**What you will do:**
Each entry below should be echoed exactly, with pictures omitted.

**Listed entries:**
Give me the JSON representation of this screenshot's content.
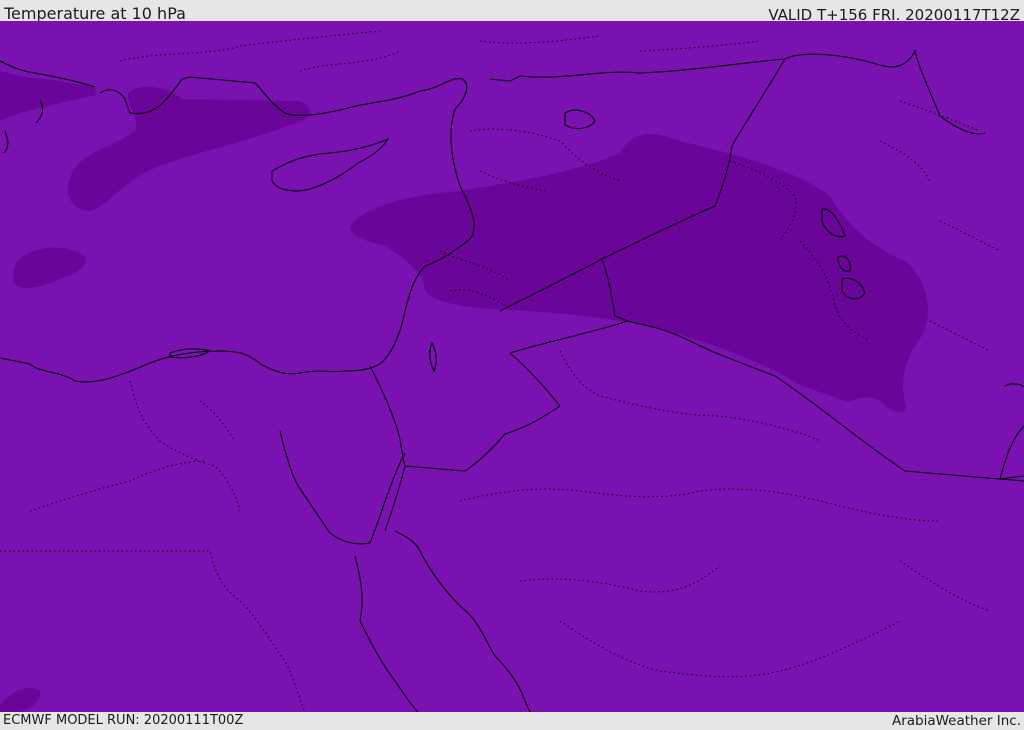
{
  "header": {
    "title": "Temperature at 10 hPa",
    "valid": "VALID T+156 FRI. 20200117T12Z"
  },
  "footer": {
    "model_run": "ECMWF MODEL RUN: 20200111T00Z",
    "credit": "ArabiaWeather Inc."
  },
  "map": {
    "variable": "Temperature",
    "level": "10 hPa",
    "colors": {
      "background_field": "#7a12b2",
      "colder_band": "#6a0599",
      "coastline": "#000000",
      "borders_dotted": "#000000"
    }
  }
}
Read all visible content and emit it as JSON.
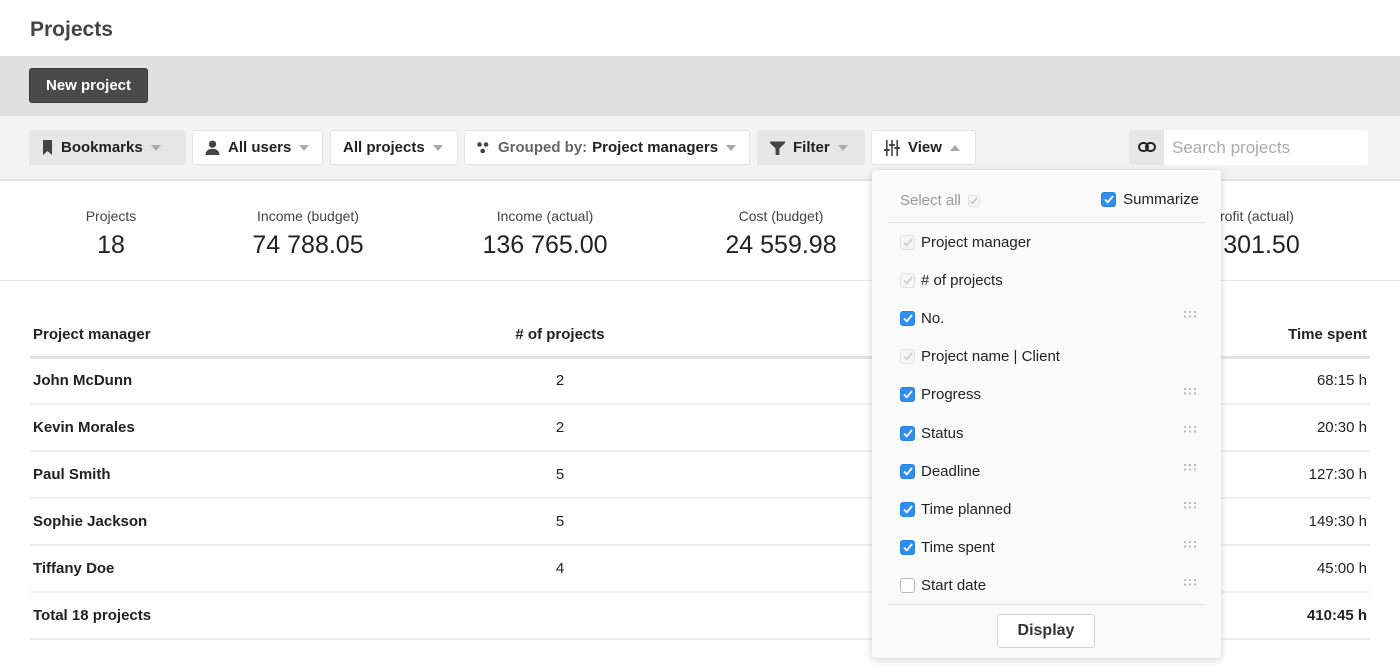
{
  "page": {
    "title": "Projects"
  },
  "actions": {
    "new_project_label": "New project"
  },
  "toolbar": {
    "bookmarks": {
      "label": "Bookmarks",
      "icon": "bookmark-icon"
    },
    "users": {
      "label": "All users",
      "icon": "user-icon"
    },
    "projects": {
      "label": "All projects"
    },
    "grouped": {
      "prefix": "Grouped by:",
      "value": "Project managers",
      "icon": "group-icon"
    },
    "filter": {
      "label": "Filter",
      "icon": "filter-icon"
    },
    "view": {
      "label": "View",
      "icon": "sliders-icon",
      "open": true
    },
    "link_icon": "link-icon",
    "search": {
      "placeholder": "Search projects",
      "value": ""
    }
  },
  "summary": [
    {
      "label": "Projects",
      "value": "18"
    },
    {
      "label": "Income (budget)",
      "value": "74 788.05"
    },
    {
      "label": "Income (actual)",
      "value": "136 765.00"
    },
    {
      "label": "Cost (budget)",
      "value": "24 559.98"
    },
    {
      "label": "rofit (actual)",
      "value": ") 301.50"
    }
  ],
  "table": {
    "columns": [
      "Project manager",
      "# of projects",
      "Time spent"
    ],
    "rows": [
      {
        "manager": "John McDunn",
        "projects": "2",
        "time_spent": "68:15 h"
      },
      {
        "manager": "Kevin Morales",
        "projects": "2",
        "time_spent": "20:30 h"
      },
      {
        "manager": "Paul Smith",
        "projects": "5",
        "time_spent": "127:30 h"
      },
      {
        "manager": "Sophie Jackson",
        "projects": "5",
        "time_spent": "149:30 h"
      },
      {
        "manager": "Tiffany Doe",
        "projects": "4",
        "time_spent": "45:00 h"
      }
    ],
    "total": {
      "label": "Total 18 projects",
      "projects": "",
      "time_spent": "410:45 h"
    }
  },
  "view_popover": {
    "select_all_label": "Select all",
    "summarize_label": "Summarize",
    "summarize_checked": true,
    "columns": [
      {
        "label": "Project manager",
        "state": "locked",
        "draggable": false
      },
      {
        "label": "# of projects",
        "state": "locked",
        "draggable": false
      },
      {
        "label": "No.",
        "state": "checked",
        "draggable": true
      },
      {
        "label": "Project name | Client",
        "state": "locked",
        "draggable": false
      },
      {
        "label": "Progress",
        "state": "checked",
        "draggable": true
      },
      {
        "label": "Status",
        "state": "checked",
        "draggable": true
      },
      {
        "label": "Deadline",
        "state": "checked",
        "draggable": true
      },
      {
        "label": "Time planned",
        "state": "checked",
        "draggable": true
      },
      {
        "label": "Time spent",
        "state": "checked",
        "draggable": true
      },
      {
        "label": "Start date",
        "state": "unchecked",
        "draggable": true
      }
    ],
    "display_label": "Display"
  },
  "colors": {
    "accent": "#2f8ef0",
    "primary_button": "#4a4a4a",
    "action_bar": "#e0e0e0",
    "toolbar": "#f3f3f3"
  }
}
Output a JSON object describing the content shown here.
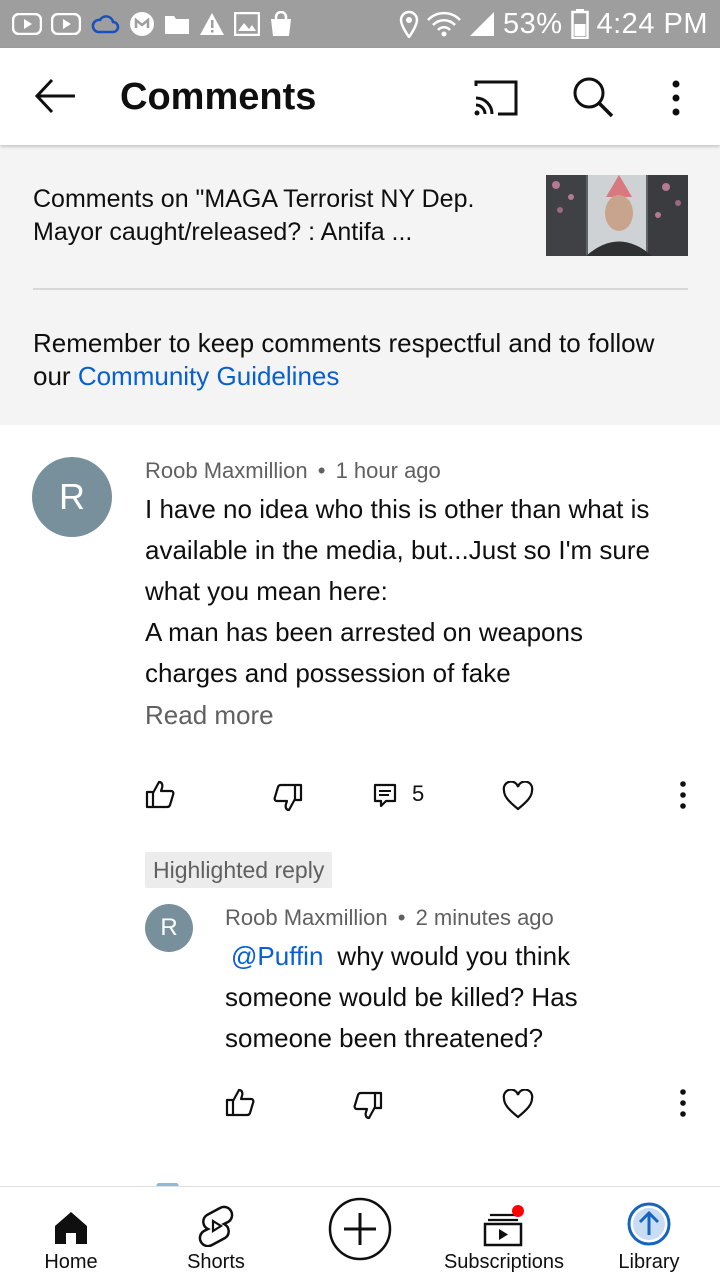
{
  "status_bar": {
    "battery": "53%",
    "time": "4:24 PM",
    "icons": [
      "youtube-icon",
      "youtube-icon",
      "cloud-icon",
      "app-icon",
      "folder-icon",
      "warning-icon",
      "image-icon",
      "shopping-bag-icon",
      "location-icon",
      "wifi-icon",
      "signal-icon",
      "battery-icon"
    ]
  },
  "app_bar": {
    "title": "Comments",
    "icons": [
      "back-arrow-icon",
      "cast-icon",
      "search-icon",
      "more-vert-icon"
    ]
  },
  "header": {
    "video_title": "Comments on \"MAGA Terrorist NY Dep. Mayor caught/released? : Antifa ...",
    "reminder_text": "Remember to keep comments respectful and to follow our ",
    "reminder_link": "Community Guidelines"
  },
  "comments": [
    {
      "avatar_letter": "R",
      "author": "Roob Maxmillion",
      "time": "1 hour ago",
      "lines": [
        "I have no idea who this is other than what is",
        "available in the media, but...Just so I'm sure",
        "what you mean here:",
        "A man has been arrested on weapons",
        "charges and possession of fake"
      ],
      "read_more": "Read more",
      "reply_count": "5"
    }
  ],
  "highlighted_label": "Highlighted reply",
  "reply": {
    "avatar_letter": "R",
    "author": "Roob Maxmillion",
    "time": "2 minutes ago",
    "mention": "@Puffin",
    "line1": "why would you think",
    "line2": "someone would be killed? Has",
    "line3": "someone been threatened?"
  },
  "separator": "•",
  "bottom_nav": {
    "items": [
      {
        "label": "Home",
        "icon": "home-icon"
      },
      {
        "label": "Shorts",
        "icon": "shorts-icon"
      },
      {
        "label": "",
        "icon": "create-plus-icon"
      },
      {
        "label": "Subscriptions",
        "icon": "subscriptions-icon"
      },
      {
        "label": "Library",
        "icon": "library-icon"
      }
    ]
  },
  "colors": {
    "status_bar": "#9e9e9e",
    "link": "#065fd4",
    "avatar": "#78909c",
    "notification_dot": "#ff0000"
  }
}
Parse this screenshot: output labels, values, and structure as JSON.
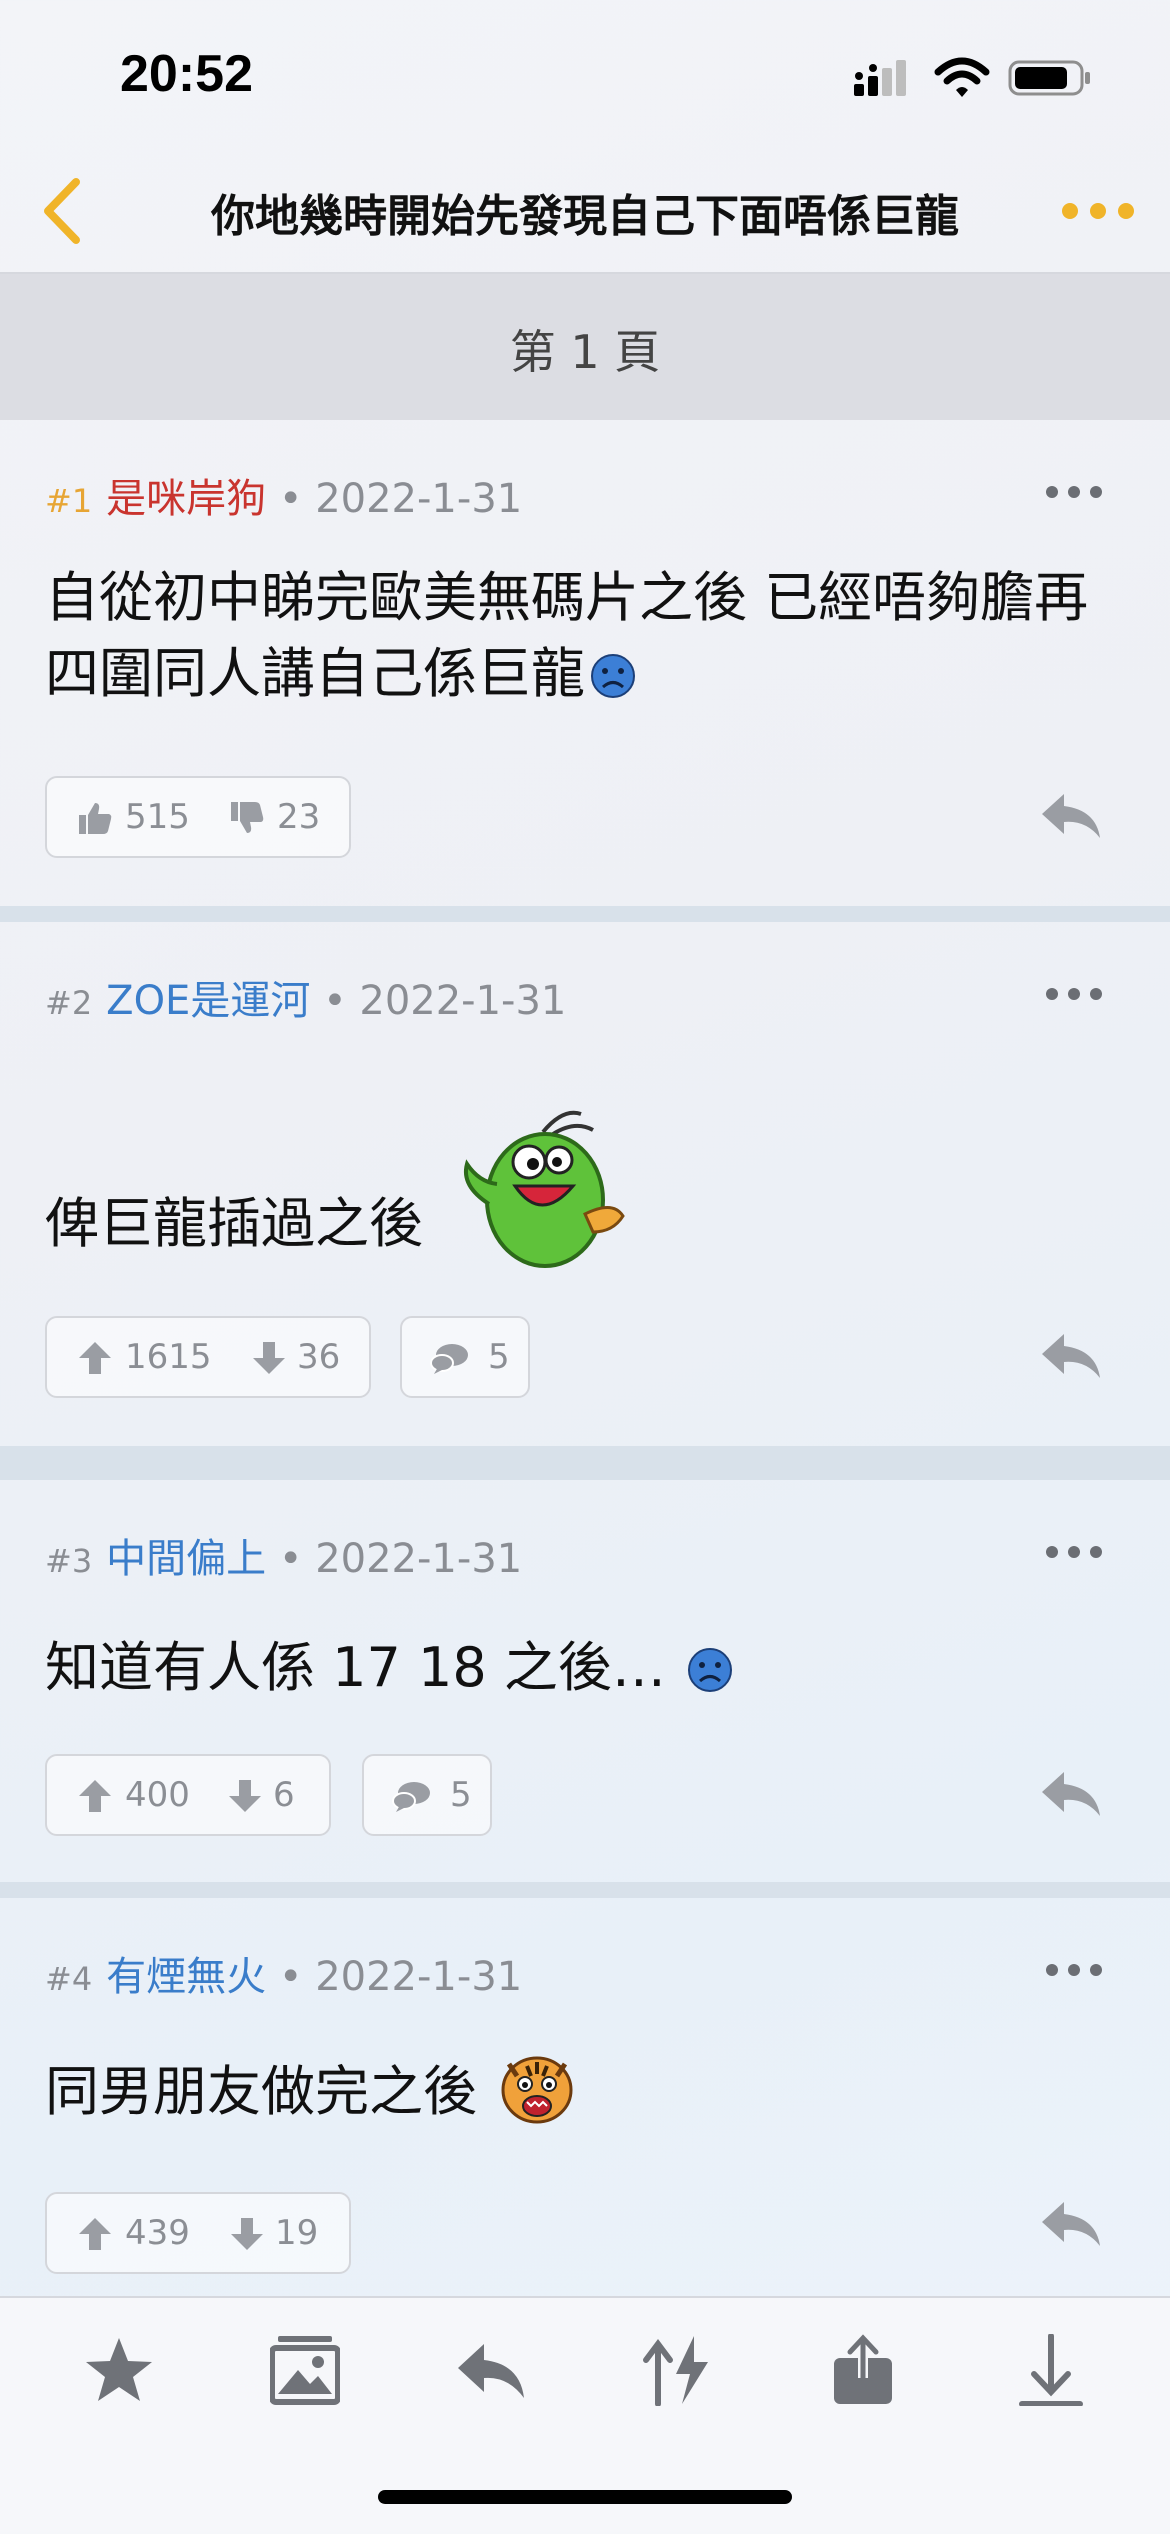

**Answer section:**
Give me the JSON representation of this screenshot's content.
{
  "header": {
    "title": "Temperature at 10 hPa",
    "valid": "VALID T+156 FRI. 20200117T12Z"
  },
  "footer": {
    "model_run": "ECMWF MODEL RUN: 20200111T00Z",
    "credit": "ArabiaWeather Inc."
  },
  "map": {
    "variable": "Temperature",
    "level": "10 hPa",
    "colors": {
      "background_field": "#7a12b2",
      "colder_band": "#6a0599",
      "coastline": "#000000",
      "borders_dotted": "#000000"
    }
  }
}
Read all visible content and emit it as JSON.
{
  "page": {
    "title": "Projects"
  },
  "actions": {
    "new_project_label": "New project"
  },
  "toolbar": {
    "bookmarks": {
      "label": "Bookmarks",
      "icon": "bookmark-icon"
    },
    "users": {
      "label": "All users",
      "icon": "user-icon"
    },
    "projects": {
      "label": "All projects"
    },
    "grouped": {
      "prefix": "Grouped by:",
      "value": "Project managers",
      "icon": "group-icon"
    },
    "filter": {
      "label": "Filter",
      "icon": "filter-icon"
    },
    "view": {
      "label": "View",
      "icon": "sliders-icon",
      "open": true
    },
    "link_icon": "link-icon",
    "search": {
      "placeholder": "Search projects",
      "value": ""
    }
  },
  "summary": [
    {
      "label": "Projects",
      "value": "18"
    },
    {
      "label": "Income (budget)",
      "value": "74 788.05"
    },
    {
      "label": "Income (actual)",
      "value": "136 765.00"
    },
    {
      "label": "Cost (budget)",
      "value": "24 559.98"
    },
    {
      "label": "rofit (actual)",
      "value": ") 301.50"
    }
  ],
  "table": {
    "columns": [
      "Project manager",
      "# of projects",
      "Time spent"
    ],
    "rows": [
      {
        "manager": "John McDunn",
        "projects": "2",
        "time_spent": "68:15 h"
      },
      {
        "manager": "Kevin Morales",
        "projects": "2",
        "time_spent": "20:30 h"
      },
      {
        "manager": "Paul Smith",
        "projects": "5",
        "time_spent": "127:30 h"
      },
      {
        "manager": "Sophie Jackson",
        "projects": "5",
        "time_spent": "149:30 h"
      },
      {
        "manager": "Tiffany Doe",
        "projects": "4",
        "time_spent": "45:00 h"
      }
    ],
    "total": {
      "label": "Total 18 projects",
      "projects": "",
      "time_spent": "410:45 h"
    }
  },
  "view_popover": {
    "select_all_label": "Select all",
    "summarize_label": "Summarize",
    "summarize_checked": true,
    "columns": [
      {
        "label": "Project manager",
        "state": "locked",
        "draggable": false
      },
      {
        "label": "# of projects",
        "state": "locked",
        "draggable": false
      },
      {
        "label": "No.",
        "state": "checked",
        "draggable": true
      },
      {
        "label": "Project name | Client",
        "state": "locked",
        "draggable": false
      },
      {
        "label": "Progress",
        "state": "checked",
        "draggable": true
      },
      {
        "label": "Status",
        "state": "checked",
        "draggable": true
      },
      {
        "label": "Deadline",
        "state": "checked",
        "draggable": true
      },
      {
        "label": "Time planned",
        "state": "checked",
        "draggable": true
      },
      {
        "label": "Time spent",
        "state": "checked",
        "draggable": true
      },
      {
        "label": "Start date",
        "state": "unchecked",
        "draggable": true
      }
    ],
    "display_label": "Display"
  },
  "colors": {
    "accent": "#2f8ef0",
    "primary_button": "#4a4a4a",
    "action_bar": "#e0e0e0",
    "toolbar": "#f3f3f3"
  }
}
Output a JSON object describing the content shown here.
{
  "status_bar": {
    "battery": "53%",
    "time": "4:24 PM",
    "icons": [
      "youtube-icon",
      "youtube-icon",
      "cloud-icon",
      "app-icon",
      "folder-icon",
      "warning-icon",
      "image-icon",
      "shopping-bag-icon",
      "location-icon",
      "wifi-icon",
      "signal-icon",
      "battery-icon"
    ]
  },
  "app_bar": {
    "title": "Comments",
    "icons": [
      "back-arrow-icon",
      "cast-icon",
      "search-icon",
      "more-vert-icon"
    ]
  },
  "header": {
    "video_title": "Comments on \"MAGA Terrorist NY Dep. Mayor caught/released? : Antifa ...",
    "reminder_text": "Remember to keep comments respectful and to follow our ",
    "reminder_link": "Community Guidelines"
  },
  "comments": [
    {
      "avatar_letter": "R",
      "author": "Roob Maxmillion",
      "time": "1 hour ago",
      "lines": [
        "I have no idea who this is other than what is",
        "available in the media, but...Just so I'm sure",
        "what you mean here:",
        "A man has been arrested on weapons",
        "charges and possession of fake"
      ],
      "read_more": "Read more",
      "reply_count": "5"
    }
  ],
  "highlighted_label": "Highlighted reply",
  "reply": {
    "avatar_letter": "R",
    "author": "Roob Maxmillion",
    "time": "2 minutes ago",
    "mention": "@Puffin",
    "line1": "why would you think",
    "line2": "someone would be killed? Has",
    "line3": "someone been threatened?"
  },
  "separator": "•",
  "bottom_nav": {
    "items": [
      {
        "label": "Home",
        "icon": "home-icon"
      },
      {
        "label": "Shorts",
        "icon": "shorts-icon"
      },
      {
        "label": "",
        "icon": "create-plus-icon"
      },
      {
        "label": "Subscriptions",
        "icon": "subscriptions-icon"
      },
      {
        "label": "Library",
        "icon": "library-icon"
      }
    ]
  },
  "colors": {
    "status_bar": "#9e9e9e",
    "link": "#065fd4",
    "avatar": "#78909c",
    "notification_dot": "#ff0000"
  }
}
Parse this screenshot: output labels, values, and structure as JSON.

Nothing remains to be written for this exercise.